The vacuum pump 10' or the vacuum compressor device 11 is working and producing a low pressure in the'tube 1 resulting in a relative high pressure in the tube 7' of the anti-cathode 4.: r i

At a certain temperatureof the palladium i foil 5 the gas will start'to difiuse into the tube 1 which is collected by the pump 1 or the vacuum compressor device 11..

t is unnecessary toexplain here the catalytic action of palladium which will in this case result in thehighest degree ofpurifying efficiency, for all the gas: must pass through by arm 17 secured to the tube 7. The width of thering is so dimensioned that the central aperture is large enough to preclude interference with the operation of the disk 5.

' The described method and the means for carryingout the same may be varied within the purviewofthe invention.

I, therefore, do not wishto limit'myself to the, details of arrangement nor to the sequence of stepsin .carryingout the'method, but include all changes, variations and modi fications constituting departures within the scope of the invention as defined in the ap pended claim. 1

I claim: r A 'continuous'method of gas purification, which comprisesthe steps of passingthe gases to be purified through a palladium diffusing diaphragm located between anticathode plates in a; cathode ray tube subjected to continuous evacuation, subjecting said diaphragm to electronic bombardment to'thereby raise the temperature of said diaphragm to a point to enhance the diffusion of the gases, and continuously withdrawing the gases fromsaid tube.

In witness-whereof I alfix my signature.


the palladium disk 5, and not only a part of it as is the case today with known catalyz ing agents (palladium, platinum black or asbestos).

In order to determine the degree of purity 1 of the gas issued from the tube 1 a spectroscopical method is resorted to.

The discharge from the cathode 1 results ina glow of the gas emanating from the anti-cathode 4., V

A spectroscope 15 arranged adjacent to the tube 1 in juxtaposition to the space between In the event oxygen is to be Zpurified the V
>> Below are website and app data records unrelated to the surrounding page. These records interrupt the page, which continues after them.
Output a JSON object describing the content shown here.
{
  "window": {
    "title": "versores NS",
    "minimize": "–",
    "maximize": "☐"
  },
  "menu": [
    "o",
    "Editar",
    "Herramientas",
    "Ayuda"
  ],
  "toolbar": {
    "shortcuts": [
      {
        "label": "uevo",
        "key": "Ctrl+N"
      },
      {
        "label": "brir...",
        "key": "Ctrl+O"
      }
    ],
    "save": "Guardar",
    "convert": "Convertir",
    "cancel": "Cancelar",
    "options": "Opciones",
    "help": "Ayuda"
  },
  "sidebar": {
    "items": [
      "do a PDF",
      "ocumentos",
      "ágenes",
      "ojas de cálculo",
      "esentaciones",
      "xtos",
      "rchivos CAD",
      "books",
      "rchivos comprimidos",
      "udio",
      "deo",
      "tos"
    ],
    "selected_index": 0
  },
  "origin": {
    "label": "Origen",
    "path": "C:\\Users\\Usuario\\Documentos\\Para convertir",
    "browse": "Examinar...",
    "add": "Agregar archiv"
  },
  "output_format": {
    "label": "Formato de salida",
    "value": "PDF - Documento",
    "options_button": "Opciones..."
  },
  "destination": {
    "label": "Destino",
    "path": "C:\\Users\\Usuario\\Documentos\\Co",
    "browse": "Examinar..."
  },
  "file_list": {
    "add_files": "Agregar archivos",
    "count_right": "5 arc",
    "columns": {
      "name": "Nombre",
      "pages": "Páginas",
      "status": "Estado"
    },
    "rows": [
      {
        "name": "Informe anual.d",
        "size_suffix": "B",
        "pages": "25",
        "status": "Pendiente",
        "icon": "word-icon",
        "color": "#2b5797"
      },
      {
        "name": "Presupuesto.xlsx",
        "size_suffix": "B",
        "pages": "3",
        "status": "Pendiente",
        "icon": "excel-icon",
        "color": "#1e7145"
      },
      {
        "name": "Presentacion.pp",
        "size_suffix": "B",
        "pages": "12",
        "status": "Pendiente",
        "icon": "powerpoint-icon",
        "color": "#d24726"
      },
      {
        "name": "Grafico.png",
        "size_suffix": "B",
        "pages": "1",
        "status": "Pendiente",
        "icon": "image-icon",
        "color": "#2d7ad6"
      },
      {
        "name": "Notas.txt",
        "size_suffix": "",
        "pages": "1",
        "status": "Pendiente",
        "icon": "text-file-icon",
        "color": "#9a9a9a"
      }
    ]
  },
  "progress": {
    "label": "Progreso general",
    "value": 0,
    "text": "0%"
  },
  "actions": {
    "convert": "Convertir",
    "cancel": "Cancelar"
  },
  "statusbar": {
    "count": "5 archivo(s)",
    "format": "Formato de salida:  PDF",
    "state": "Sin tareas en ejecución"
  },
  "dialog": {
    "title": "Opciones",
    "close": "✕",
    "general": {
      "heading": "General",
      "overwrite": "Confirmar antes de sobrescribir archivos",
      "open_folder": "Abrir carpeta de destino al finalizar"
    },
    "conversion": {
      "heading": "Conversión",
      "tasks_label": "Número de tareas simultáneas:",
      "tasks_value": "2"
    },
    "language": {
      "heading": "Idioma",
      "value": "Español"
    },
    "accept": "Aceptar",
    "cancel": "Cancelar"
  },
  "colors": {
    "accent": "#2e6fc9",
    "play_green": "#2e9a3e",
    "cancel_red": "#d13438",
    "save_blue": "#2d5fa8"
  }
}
Referenced by
Citing PatentFiling datePublication dateApplicantTitle
US2444222 *Aug 18, 1943Jun 29, 1948Invex IncOxygen enrichment system for gas engines
US2546715 *May 17, 1950Mar 27, 1951Gen ElectricGas analyzer detecting device
US2670649 *Jun 4, 1949Mar 2, 1954Cons Eng CorpSpectroscopic analysis of a gas mixture excited by a high-frequency electric field
US2824620 *Sep 12, 1955Feb 25, 1958Universal Oil Prod CoPurification of hydrogen utilizing hydrogen-permeable membranes
US2855820 *Jun 10, 1955Oct 14, 1958Cons Electrodynamics CorpMethod of spectroscopic gas analysis
US2986641 *Aug 8, 1957May 30, 1961Seismograph Service CorpApparatus for evacuating waste hydrogen from a chamber in which neutrons are produced
US3025745 *Jun 30, 1953Mar 20, 1962Beckman Instruments IncMethod and apparatus for analyzing gases
US3055262 *Feb 24, 1959Sep 25, 1962Plasmadyne CorpSpectroscopic light source and method
US3354619 *Aug 23, 1963Nov 28, 1967Continental Oil CoVapor phase chromatography system
US4056368 *Feb 4, 1976Nov 1, 1977Kelsey-Hayes CompanyMethod and apparatus for degassing gas contaminated particulate material
US4699637 *Sep 10, 1984Oct 13, 1987Kernforschungsanlage Julich Gesellschaft Mit Beschrankter HaftungHydrogen permeation membrane
US6183542 *Nov 9, 1998Feb 6, 2001Peter R. BossardMethod and apparatus for purifying hydrogen
U.S. Classification95/53, 95/54, 95/56, 204/164, 95/73
International ClassificationB01D53/22
Cooperative ClassificationB01D2313/42, B01D63/087, B01D53/22
European ClassificationB01D53/22, B01D63/08F